Tuesday, April 01, 2008

Inner Literary Critic Unleashed - Again!

Oliver Goldsmith

I have been driving around Vermont today; a windy, unsettled sort of April Fools Day. "So what?" you say. "Isn't that what you do everyday?" I agree, my trip to Burlington in search of a piece of new luggage is not exactly stop-the-presses material. Exciting to me as the prospect of a new roller bag is (and I spent a long, happy time looking around for one today, without actually buying one)- I also had in the car the audiobook version of The Vicar of Wakefield by Oliver Goldsmith. This made me want to stay in the car for as long as possible and this is what I have come to blog about. (I'll keep you posted on the bag search too since no doubt you will find it hard to sleep until you know whether I bought one).

Another of my recent enthusiasms (there are so many!) was for the audio version of The House of Mirth. When I got to the end of the last disk, the announcer observed that if I liked The House of Mirth, I might also like The Vicar of Wakefield. I guess old English majors are a reasonably predictable if small market niche. So, off to the Stowe Library it was and, happily, there it was.

I had heard of OG in my English major days but never read anything by him. I now have Wikipedia-level of knowledge about his life. Anglo-Irish, son of a C of E clergyman, born about 1730 in Ireland, Trinity College graduate, gambler, writer of throw-away junk and a few great works. One of his major claims to fame is that he was an intimate of Samuel Johnson. Listening to this book (and reading it a bit too, more on that in a minute) I can understand why the Great and Towering Samuel Johnson, most learned, most clever, &c. &c. would enjoy the company of OG. He was clearly something rare and amusing. Another thing I learned is that he is buried in Temple Church in London. More joy of the internet. Temple Church, I have just now discovered, has a great choir. I love choral music. Perhaps Kid 1 and I will get to a service during the great UK tour of April 2008, now approaching rapidly (roller bag required), But I digress. The Vicar of Wakefield is not accessible to readers who would once have been called "dull." Big words, arcane phrasing etc. But it is so wise and funny ... I was laughing my way up I89, all alone in my car, like a madwoman.

I discovered just now in my Googling research that the book is available, in its entirety, on-line at Project Gutenberg. (Link on the right). For your reading pleasure, I will reproduce here one funny scene that I heard today in the car. Some scene setting: The Vicar of Wakefield is the paterfamilias of a large family that was once rich but which has lost its fortune (no fault of theirs). The Vicar takes a religious view of this decline and urges his young family to do the same and accept their lot of a modest life in the country. His wife and two maturing daughters persist, however, in their efforts to move back up in the world. In this little scene the family is visiting with a neighbor at a kind of Georgian barbecue. Two grand ladies, who might be in need of cultured young ladies to serve as their paid companions - a situation devoutly to be wished by the two daughters - arrive unexpectedly at the barbecue, where various games and diversions have been going on all afternoon. The Vicar is the narrator:

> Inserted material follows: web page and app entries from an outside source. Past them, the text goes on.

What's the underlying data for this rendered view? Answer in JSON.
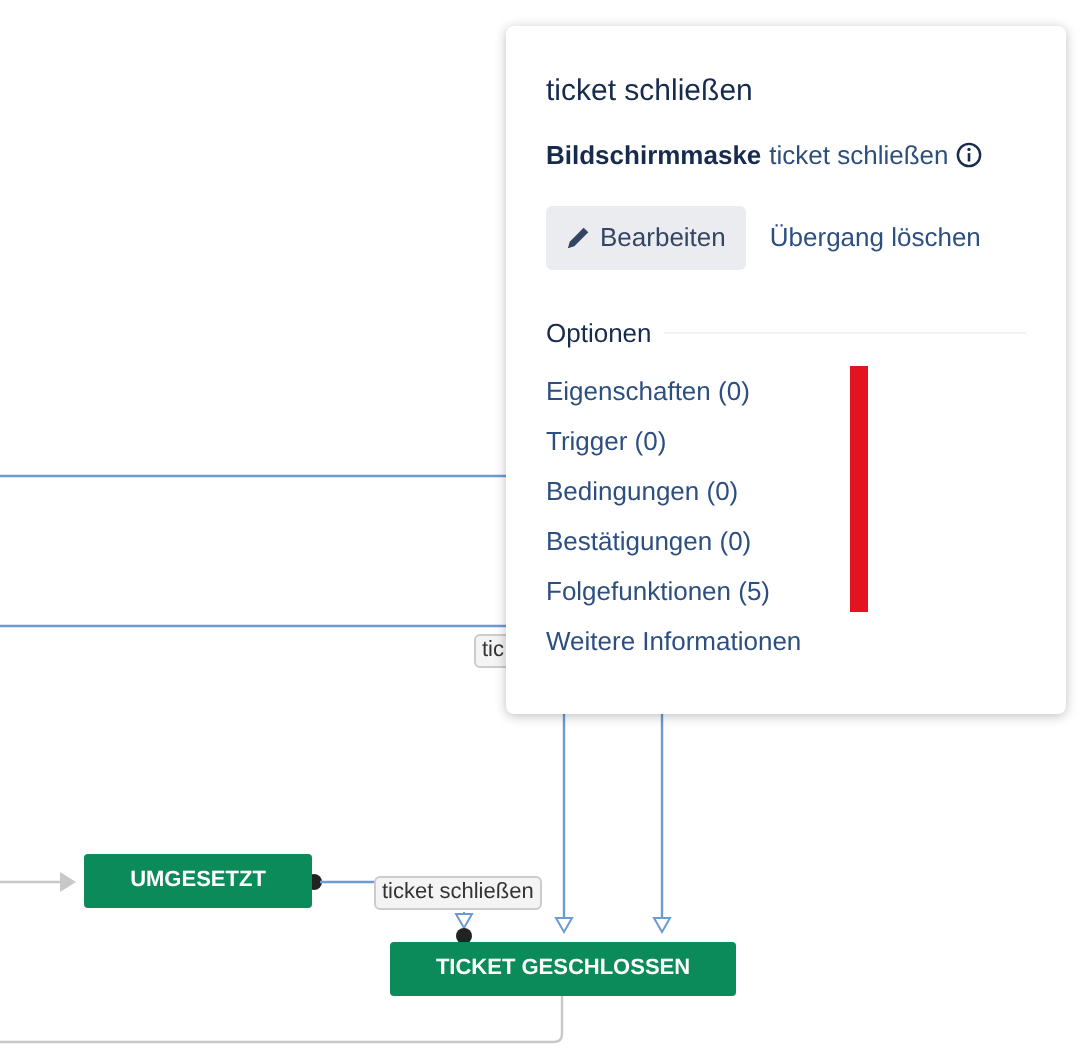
{
  "diagram": {
    "nodes": [
      {
        "label": "UMGESETZT"
      },
      {
        "label": "TICKET GESCHLOSSEN"
      }
    ],
    "edge_labels": [
      {
        "text": "tic"
      },
      {
        "text": "ticket schließen"
      }
    ]
  },
  "popover": {
    "title": "ticket schließen",
    "screen_label": "Bildschirmmaske",
    "screen_link": "ticket schließen",
    "actions": [
      {
        "kind": "button",
        "label": "Bearbeiten"
      },
      {
        "kind": "link",
        "label": "Übergang löschen"
      }
    ],
    "section_title": "Optionen",
    "options": [
      "Eigenschaften (0)",
      "Trigger (0)",
      "Bedingungen (0)",
      "Bestätigungen (0)",
      "Folgefunktionen (5)",
      "Weitere Informationen"
    ]
  }
}
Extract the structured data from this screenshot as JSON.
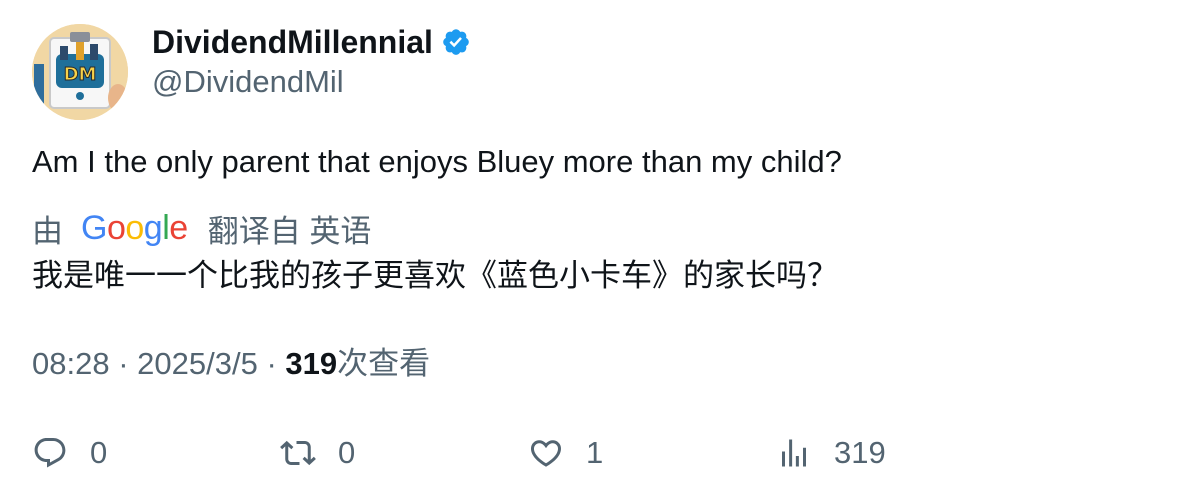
{
  "user": {
    "display_name": "DividendMillennial",
    "handle": "@DividendMil",
    "avatar_text": "DM",
    "verified": true
  },
  "tweet": {
    "text": "Am I the only parent that enjoys Bluey more than my child?"
  },
  "translation": {
    "by_label": "由",
    "provider": "Google",
    "translated_from_label": "翻译自 英语",
    "text": "我是唯一一个比我的孩子更喜欢《蓝色小卡车》的家长吗？"
  },
  "meta": {
    "time": "08:28",
    "separator": "·",
    "date": "2025/3/5",
    "views_count": "319",
    "views_label": "次查看"
  },
  "actions": {
    "replies": "0",
    "retweets": "0",
    "likes": "1",
    "views": "319"
  },
  "colors": {
    "verified_badge": "#1d9bf0",
    "text_primary": "#0f1419",
    "text_secondary": "#536471",
    "google_blue": "#4285f4",
    "google_red": "#ea4335",
    "google_yellow": "#fbbc05",
    "google_green": "#34a853"
  },
  "icons": {
    "reply": "reply-icon",
    "retweet": "retweet-icon",
    "like": "heart-icon",
    "views": "views-chart-icon",
    "verified": "verified-badge-icon"
  }
}
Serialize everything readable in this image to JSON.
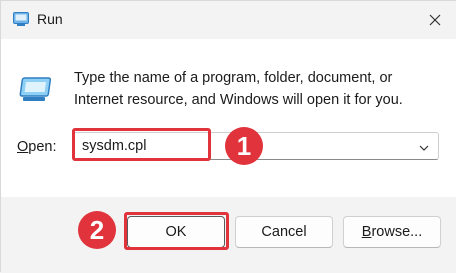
{
  "window": {
    "title": "Run",
    "description": "Type the name of a program, folder, document, or Internet resource, and Windows will open it for you."
  },
  "open": {
    "label_underlined": "O",
    "label_rest": "pen:",
    "value": "sysdm.cpl"
  },
  "buttons": {
    "ok": "OK",
    "cancel": "Cancel",
    "browse_underlined": "B",
    "browse_rest": "rowse..."
  },
  "annotations": {
    "step1": "1",
    "step2": "2",
    "color": "#e0333b"
  },
  "icons": {
    "title": "run-icon",
    "close": "close-icon",
    "dropdown": "chevron-down-icon",
    "body": "run-program-icon"
  }
}
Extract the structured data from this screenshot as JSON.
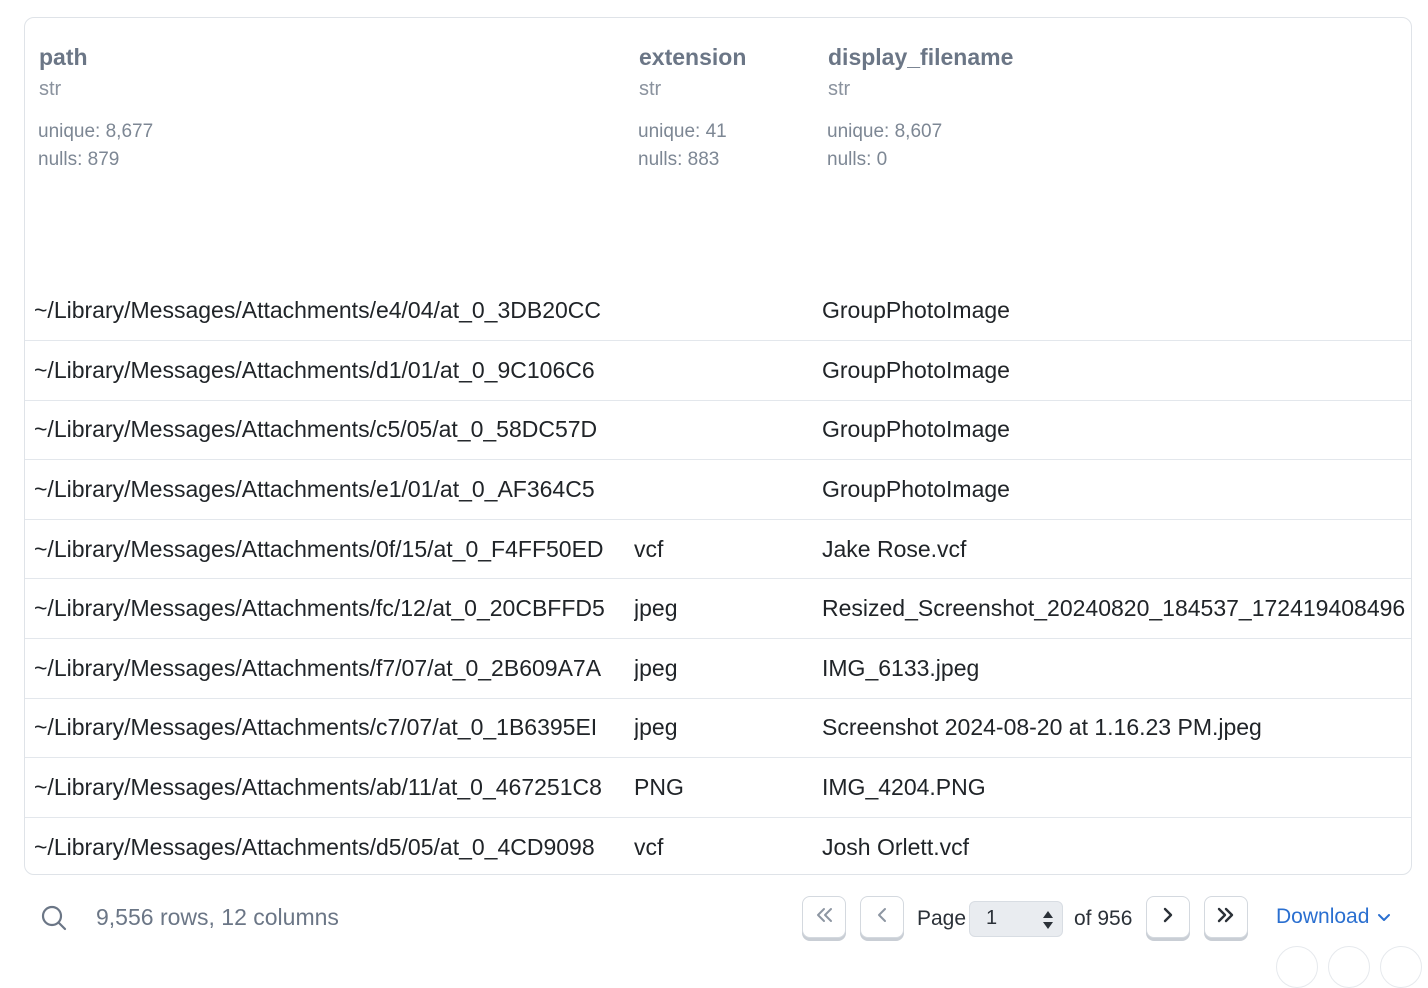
{
  "columns": [
    {
      "name": "path",
      "type": "str",
      "unique": "unique: 8,677",
      "nulls": "nulls: 879"
    },
    {
      "name": "extension",
      "type": "str",
      "unique": "unique: 41",
      "nulls": "nulls: 883"
    },
    {
      "name": "display_filename",
      "type": "str",
      "unique": "unique: 8,607",
      "nulls": "nulls: 0"
    }
  ],
  "rows": [
    {
      "path": "~/Library/Messages/Attachments/e4/04/at_0_3DB20CC",
      "extension": "",
      "display_filename": "GroupPhotoImage"
    },
    {
      "path": "~/Library/Messages/Attachments/d1/01/at_0_9C106C6",
      "extension": "",
      "display_filename": "GroupPhotoImage"
    },
    {
      "path": "~/Library/Messages/Attachments/c5/05/at_0_58DC57D",
      "extension": "",
      "display_filename": "GroupPhotoImage"
    },
    {
      "path": "~/Library/Messages/Attachments/e1/01/at_0_AF364C5",
      "extension": "",
      "display_filename": "GroupPhotoImage"
    },
    {
      "path": "~/Library/Messages/Attachments/0f/15/at_0_F4FF50ED",
      "extension": "vcf",
      "display_filename": "Jake Rose.vcf"
    },
    {
      "path": "~/Library/Messages/Attachments/fc/12/at_0_20CBFFD5",
      "extension": "jpeg",
      "display_filename": "Resized_Screenshot_20240820_184537_172419408496"
    },
    {
      "path": "~/Library/Messages/Attachments/f7/07/at_0_2B609A7A",
      "extension": "jpeg",
      "display_filename": "IMG_6133.jpeg"
    },
    {
      "path": "~/Library/Messages/Attachments/c7/07/at_0_1B6395EI",
      "extension": "jpeg",
      "display_filename": "Screenshot 2024-08-20 at 1.16.23 PM.jpeg"
    },
    {
      "path": "~/Library/Messages/Attachments/ab/11/at_0_467251C8",
      "extension": "PNG",
      "display_filename": "IMG_4204.PNG"
    },
    {
      "path": "~/Library/Messages/Attachments/d5/05/at_0_4CD9098",
      "extension": "vcf",
      "display_filename": "Josh Orlett.vcf"
    }
  ],
  "footer": {
    "summary": "9,556 rows, 12 columns",
    "page_label": "Page",
    "page_value": "1",
    "of_label": "of 956",
    "download_label": "Download"
  },
  "icons": {
    "search": "search-icon",
    "first": "chevrons-left-icon",
    "prev": "chevron-left-icon",
    "next": "chevron-right-icon",
    "last": "chevrons-right-icon",
    "download_caret": "chevron-down-icon"
  },
  "colors": {
    "accent": "#2a6fd0",
    "header_text": "#6b7686",
    "border": "#dfe3e8"
  }
}
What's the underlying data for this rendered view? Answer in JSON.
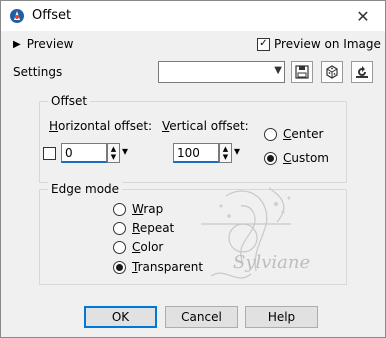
{
  "window": {
    "title": "Offset",
    "close_glyph": "✕",
    "app_icon": "corel-psp-icon",
    "accent": "#0078d7"
  },
  "preview": {
    "toggle_label": "Preview",
    "toggle_icon": "triangle-right-icon",
    "preview_on_image_label": "Preview on Image",
    "preview_on_image_checked": true
  },
  "settings": {
    "label": "Settings",
    "preset_value": "",
    "buttons": [
      "save-preset-icon",
      "randomize-icon",
      "reset-icon"
    ]
  },
  "offset": {
    "group_label": "Offset",
    "horizontal": {
      "prefix": "",
      "accel": "H",
      "rest": "orizontal offset:",
      "value": "0"
    },
    "vertical": {
      "accel": "V",
      "rest": "ertical offset:",
      "value": "100"
    },
    "link_checked": false,
    "center": {
      "accel": "C",
      "rest": "enter",
      "selected": false
    },
    "custom": {
      "accel": "C",
      "rest": "ustom",
      "selected": true
    }
  },
  "edge_mode": {
    "group_label": "Edge mode",
    "options": [
      {
        "accel": "W",
        "rest": "rap",
        "selected": false
      },
      {
        "accel": "R",
        "rest": "epeat",
        "selected": false
      },
      {
        "accel": "C",
        "rest": "olor",
        "selected": false
      },
      {
        "accel": "T",
        "rest": "ransparent",
        "selected": true
      }
    ]
  },
  "buttons": {
    "ok": "OK",
    "cancel": "Cancel",
    "help": "Help"
  },
  "watermark": {
    "text": "Sylviane"
  }
}
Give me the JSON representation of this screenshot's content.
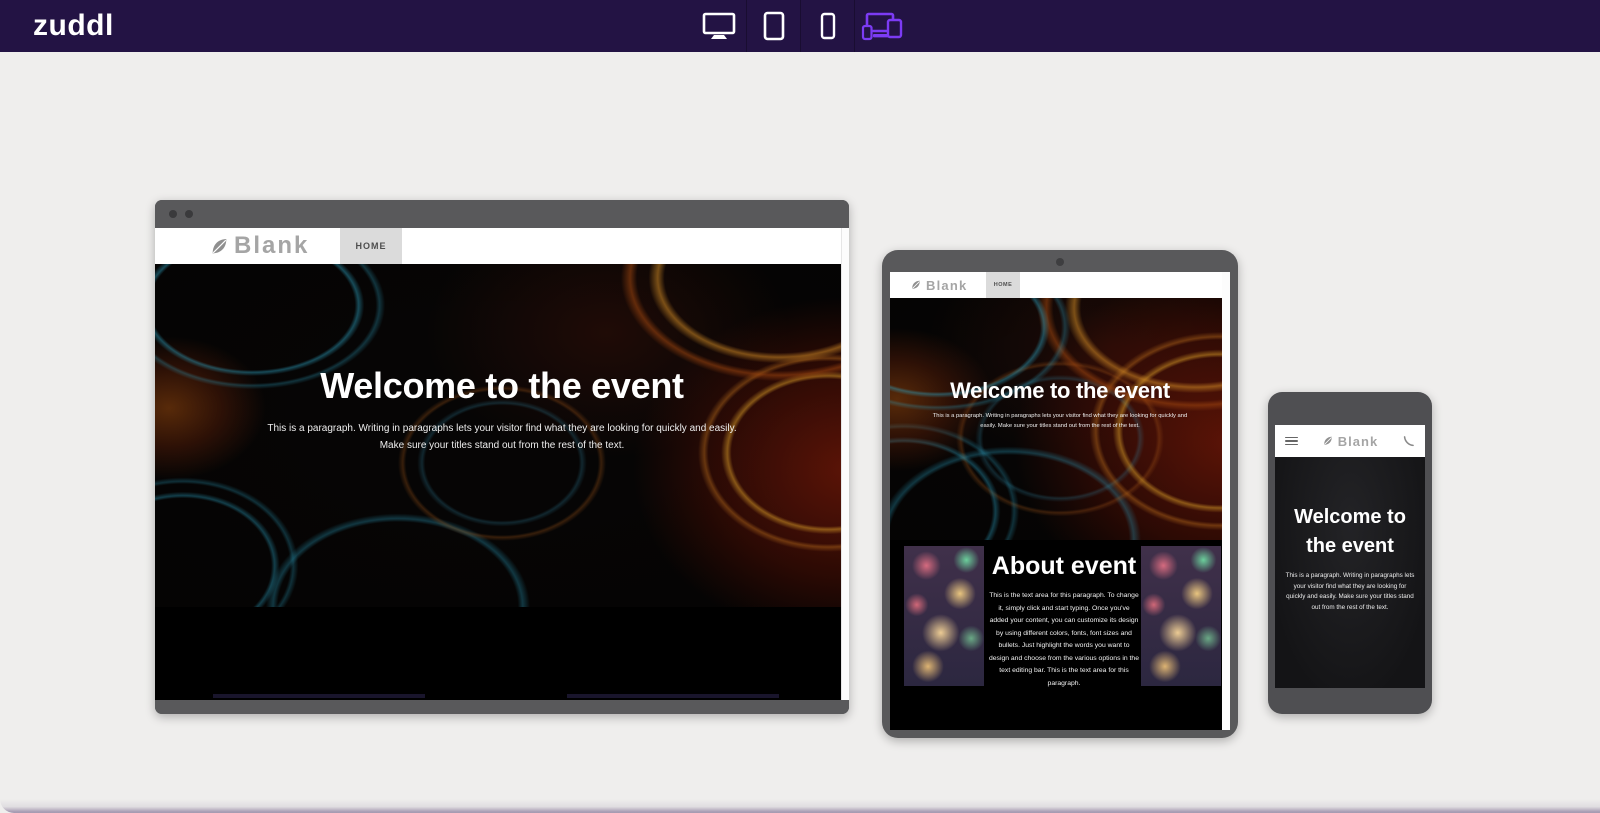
{
  "topbar": {
    "logo_text": "zuddl",
    "bg_color": "#231344",
    "accent_color": "#7c3bf4",
    "device_switcher": {
      "buttons": [
        {
          "device": "desktop",
          "icon": "monitor-icon",
          "active": false
        },
        {
          "device": "tablet",
          "icon": "tablet-icon",
          "active": false
        },
        {
          "device": "mobile",
          "icon": "smartphone-icon",
          "active": false
        },
        {
          "device": "all-devices",
          "icon": "responsive-devices-icon",
          "active": true
        }
      ]
    }
  },
  "previews": {
    "frame_color": "#59595b",
    "desktop": {
      "kind": "browser-window",
      "dots": 2,
      "has_scrollbar": true
    },
    "tablet": {
      "kind": "tablet",
      "camera_dot": true,
      "has_scrollbar": true
    },
    "mobile": {
      "kind": "smartphone",
      "menu_icon": "hamburger-icon",
      "call_icon": "phone-handset-icon"
    }
  },
  "site": {
    "brand": "Blank",
    "brand_icon": "leaf-icon",
    "nav": {
      "home": "HOME"
    },
    "hero": {
      "title": "Welcome to the event",
      "paragraph": "This is a paragraph. Writing in paragraphs lets your visitor find what they are looking for quickly and easily. Make sure your titles stand out from the rest of the text."
    },
    "about": {
      "title": "About event",
      "paragraph": "This is the text area for this paragraph. To change it, simply click and start typing. Once you've added your content, you can customize its design by using different colors, fonts, font sizes and bullets. Just highlight the words you want to design and choose from the various options in the text editing bar. This is the text area for this paragraph."
    }
  }
}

last of all, they sate down to hunt the slipper. As every person
may not be acquainted with this primaeval pastime, it may be
necessary to observe, that the company at this play themselves in
a ring upon the ground, all, except one who stands in the middle,
whose business it is to catch a shoe, which the company shove
about under their hams from one to another, something like a
weaver's shuttle. As it is impossible, in this case, for the lady
who is up to face all the company at once, the great beauty of
the play lies in hitting her a thump with the heel of the shoe on
that side least capable of making a defence. It was in this
manner that my eldest daughter was hemmed in, and thumped about,
all blowzed, in spirits, and bawling for fair play, fair play,
with a voice that might deafen a ballad singer, when confusion on
confusion, who should enter the room but our two great
acquaintances from town, Lady Blarney and Miss Carolina Wilelmina
Amelia Skeggs! Description would but beggar, therefore it is
unnecessary to describe this new mortification. Death! To be seen
by ladies of such high breeding in such vulgar attitudes! Nothing
better could ensue from such a vulgar play of Mr Flamborough's [the host]
proposing. We seemed stuck to the ground for some time, as if
actually petrified with amazement.

The reader of my audiobook is, I think, the same actor who played Rumpole in all those Rumpole at the Bailey TV shows. OG's text hardly needs any improvement but this good actor added something in perfect-pitch with the writing. So, I hope you also find it funny. Happy April Fools Day.